Trust in juries
EDITOR: People occasionally ask me for my prediction of the outcome of an ongoing criminal case. I invariably reply that, not having heard the evidence and arguments of counsel, I am unable to venture an opinion. But others seem to have no hesitation in doing so.
The death of Kate Steinle was a great tragedy, and my heart goes out to the Steinle family, and to others who knew her, for their immeasurable loss. But an assessment of blame, and the ensuing imposition of punishment, require going beyond our emotional reaction to the tragedy.
Not all homicides are punishable as murder or manslaughter. Neither Dennis Tobin (“Gross injustice,” Letters, Saturday) nor Donald Trump et al had the benefit of hearing the evidence, the arguments of opposing counsel and the judge’s instructions on the nuances of the applicable law. For any of them to imply they have greater knowledge and insight than the members of the jury, who did have that benefit, is the height of arrogance.
Juries are not perfect. They make mistakes sometimes. But I would rather entrust my life and liberty to a jury of my peers than to an ill-informed man on the street or to an ignorant megalomaniac.
EDITOR: Under cold and rainy skies, some 85 homeless people were evicted on Nov. 14 from camps in downtown Santa Rosa under threat of arrest (“Encampments cleared,” Nov. 18).
A Catholic Charities team offered shelter space to evictees. Activists from Homeless Action and the Community Action Coalition were also there to monitor police activity and offer assistance to residents. Dozens of granola bars, sandwiches, fruit and water were provided, and wet blankets and clothing were laundered and dried.
Twenty-one individuals relocated to the shelter, while some 40-50 people declined, citing the lack of privacy and safety. Hotel vouchers were not offered.
Some 11th hour handiwork by Dr. Carolyn Epple, a co-founder of Camp Michaela, resulted in county space in Roseland adjacent to that camp becoming available to evictees, and a new tent village sprang to life. Volunteered flatbed and U-Haul trucks provided transportation of people and belongings.
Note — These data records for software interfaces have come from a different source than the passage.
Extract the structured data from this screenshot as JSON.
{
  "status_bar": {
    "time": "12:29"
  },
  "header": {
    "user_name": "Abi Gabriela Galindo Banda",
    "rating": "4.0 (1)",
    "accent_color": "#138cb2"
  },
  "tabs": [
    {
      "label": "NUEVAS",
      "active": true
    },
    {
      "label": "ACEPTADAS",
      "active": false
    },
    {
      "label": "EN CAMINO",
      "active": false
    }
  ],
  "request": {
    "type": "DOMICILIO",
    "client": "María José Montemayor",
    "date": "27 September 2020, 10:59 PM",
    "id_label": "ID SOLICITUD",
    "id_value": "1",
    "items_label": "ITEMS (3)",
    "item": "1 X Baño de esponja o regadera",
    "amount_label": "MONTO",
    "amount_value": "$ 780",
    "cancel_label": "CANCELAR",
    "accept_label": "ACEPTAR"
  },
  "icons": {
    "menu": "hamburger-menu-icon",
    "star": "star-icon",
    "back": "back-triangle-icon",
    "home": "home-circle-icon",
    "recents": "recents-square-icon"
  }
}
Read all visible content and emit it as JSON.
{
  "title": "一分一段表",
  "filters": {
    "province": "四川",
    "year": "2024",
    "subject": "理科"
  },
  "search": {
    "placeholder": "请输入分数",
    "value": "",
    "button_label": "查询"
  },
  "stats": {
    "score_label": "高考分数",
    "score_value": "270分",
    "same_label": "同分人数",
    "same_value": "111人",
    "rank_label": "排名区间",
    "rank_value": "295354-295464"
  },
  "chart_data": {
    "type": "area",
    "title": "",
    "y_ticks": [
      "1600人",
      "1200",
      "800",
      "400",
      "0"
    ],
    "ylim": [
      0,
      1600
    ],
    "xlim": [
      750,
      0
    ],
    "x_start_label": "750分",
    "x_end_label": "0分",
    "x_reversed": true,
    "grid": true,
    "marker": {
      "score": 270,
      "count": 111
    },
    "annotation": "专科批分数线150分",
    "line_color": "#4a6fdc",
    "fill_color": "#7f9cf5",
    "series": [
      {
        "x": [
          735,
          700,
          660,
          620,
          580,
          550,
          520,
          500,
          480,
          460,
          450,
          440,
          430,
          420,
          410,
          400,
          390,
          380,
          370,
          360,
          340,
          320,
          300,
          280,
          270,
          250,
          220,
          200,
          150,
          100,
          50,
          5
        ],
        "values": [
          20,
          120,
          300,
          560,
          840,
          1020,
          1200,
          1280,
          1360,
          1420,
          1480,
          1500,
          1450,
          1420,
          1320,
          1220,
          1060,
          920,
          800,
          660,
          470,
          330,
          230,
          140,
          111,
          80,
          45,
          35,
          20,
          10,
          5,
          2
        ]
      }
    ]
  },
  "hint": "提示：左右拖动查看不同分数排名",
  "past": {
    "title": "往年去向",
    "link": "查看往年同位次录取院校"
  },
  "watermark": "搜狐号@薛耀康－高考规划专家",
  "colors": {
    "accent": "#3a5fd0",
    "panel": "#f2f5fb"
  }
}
Yet Kelli Kuykendall, the city’s Housing and Community Development manager, said that activists were “disruptive and interfering with the outreach efforts.” Santa Rosa City Manager Sean McGlynn subsequently claimed that outreach efforts had been “challenged” by activists. But neither was ever on the scene. Activists and homeless individuals weren’t interviewed for the article.
Were activists obstructors or protectors? You can decide for yourself.
Heartless in San Francisco
EDITOR: I attended the Tony Bennett show at the Luther Burbank Center for the Arts on Tuesday and was thoroughly disappointed — too much time wasted in repeatedly introducing his band members, not one Christmas song, overly priced tickets (for what we got) and, for conclusion, he didn’t even sing his signature song, “I Left my Heart in San Francisco,” while performing here in the Bay Area.
It may be time for him to put the microphone down and just continue his passion for painting.
Gaza and terror